## Work to complete
All of the data must be written out verbatim, with pictures excluded.

********

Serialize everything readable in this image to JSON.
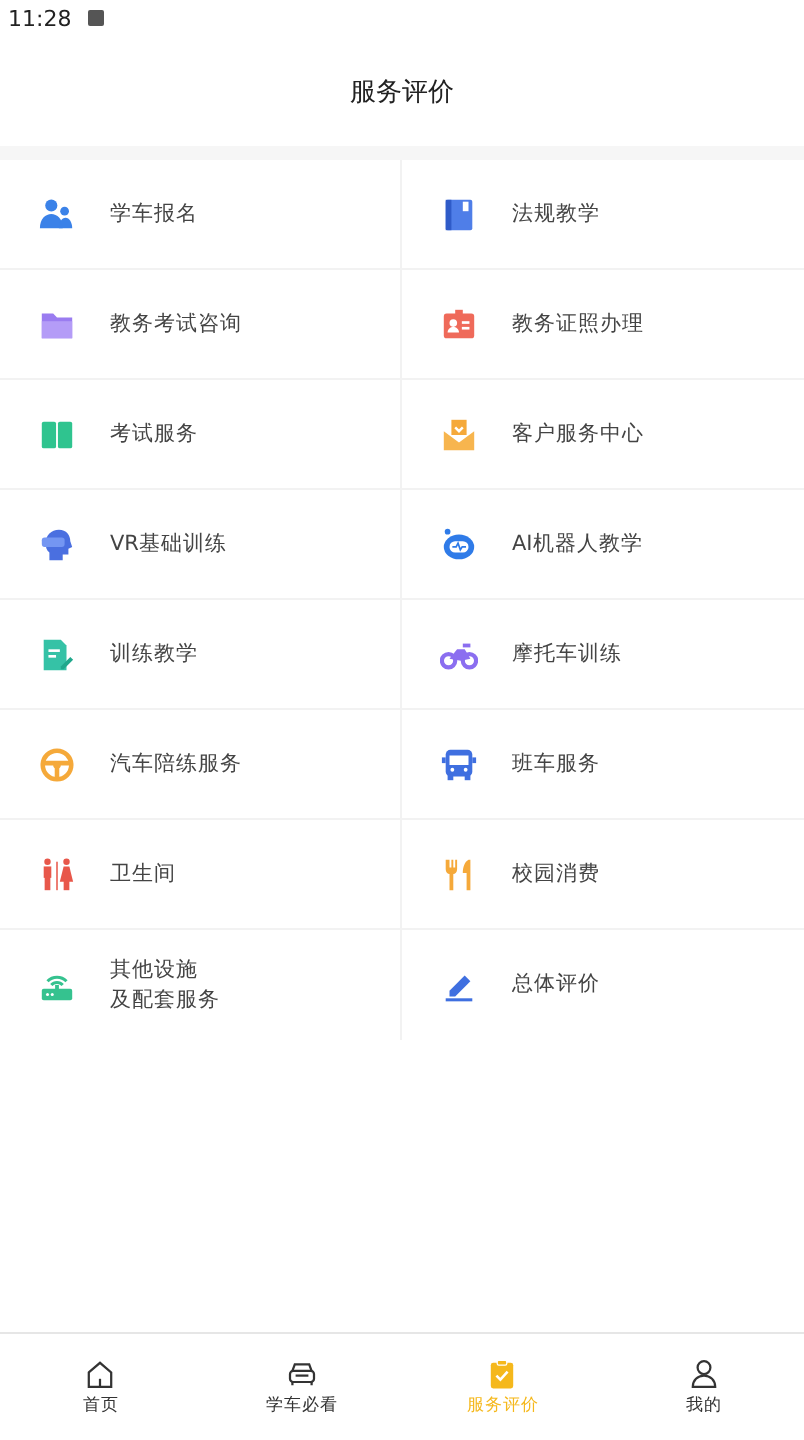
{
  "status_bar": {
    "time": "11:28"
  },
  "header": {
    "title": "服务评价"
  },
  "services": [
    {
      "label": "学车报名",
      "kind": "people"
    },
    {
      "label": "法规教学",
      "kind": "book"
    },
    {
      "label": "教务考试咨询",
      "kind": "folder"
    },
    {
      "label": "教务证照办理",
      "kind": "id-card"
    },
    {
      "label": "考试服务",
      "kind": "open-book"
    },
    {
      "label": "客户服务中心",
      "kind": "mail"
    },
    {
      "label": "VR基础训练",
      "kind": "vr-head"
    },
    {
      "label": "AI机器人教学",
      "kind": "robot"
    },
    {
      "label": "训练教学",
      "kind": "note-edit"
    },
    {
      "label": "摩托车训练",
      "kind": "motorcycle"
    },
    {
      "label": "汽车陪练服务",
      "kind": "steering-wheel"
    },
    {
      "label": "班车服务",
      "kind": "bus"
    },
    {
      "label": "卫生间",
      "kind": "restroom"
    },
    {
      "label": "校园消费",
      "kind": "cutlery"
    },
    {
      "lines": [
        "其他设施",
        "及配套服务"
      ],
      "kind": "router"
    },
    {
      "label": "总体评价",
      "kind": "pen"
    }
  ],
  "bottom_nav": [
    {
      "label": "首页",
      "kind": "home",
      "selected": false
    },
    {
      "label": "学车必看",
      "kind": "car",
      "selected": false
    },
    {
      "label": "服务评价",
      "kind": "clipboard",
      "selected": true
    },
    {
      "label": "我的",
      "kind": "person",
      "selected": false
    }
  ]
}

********

## The completed task
Serialize everything readable in this image to JSON.
{
  "status_bar": {
    "time": "11:28"
  },
  "header": {
    "title": "服务评价"
  },
  "services": [
    {
      "label": "学车报名",
      "kind": "people"
    },
    {
      "label": "法规教学",
      "kind": "book"
    },
    {
      "label": "教务考试咨询",
      "kind": "folder"
    },
    {
      "label": "教务证照办理",
      "kind": "id-card"
    },
    {
      "label": "考试服务",
      "kind": "open-book"
    },
    {
      "label": "客户服务中心",
      "kind": "mail"
    },
    {
      "label": "VR基础训练",
      "kind": "vr-head"
    },
    {
      "label": "AI机器人教学",
      "kind": "robot"
    },
    {
      "label": "训练教学",
      "kind": "note-edit"
    },
    {
      "label": "摩托车训练",
      "kind": "motorcycle"
    },
    {
      "label": "汽车陪练服务",
      "kind": "steering-wheel"
    },
    {
      "label": "班车服务",
      "kind": "bus"
    },
    {
      "label": "卫生间",
      "kind": "restroom"
    },
    {
      "label": "校园消费",
      "kind": "cutlery"
    },
    {
      "lines": [
        "其他设施",
        "及配套服务"
      ],
      "kind": "router"
    },
    {
      "label": "总体评价",
      "kind": "pen"
    }
  ],
  "bottom_nav": [
    {
      "label": "首页",
      "kind": "home",
      "selected": false
    },
    {
      "label": "学车必看",
      "kind": "car",
      "selected": false
    },
    {
      "label": "服务评价",
      "kind": "clipboard",
      "selected": true
    },
    {
      "label": "我的",
      "kind": "person",
      "selected": false
    }
  ]
}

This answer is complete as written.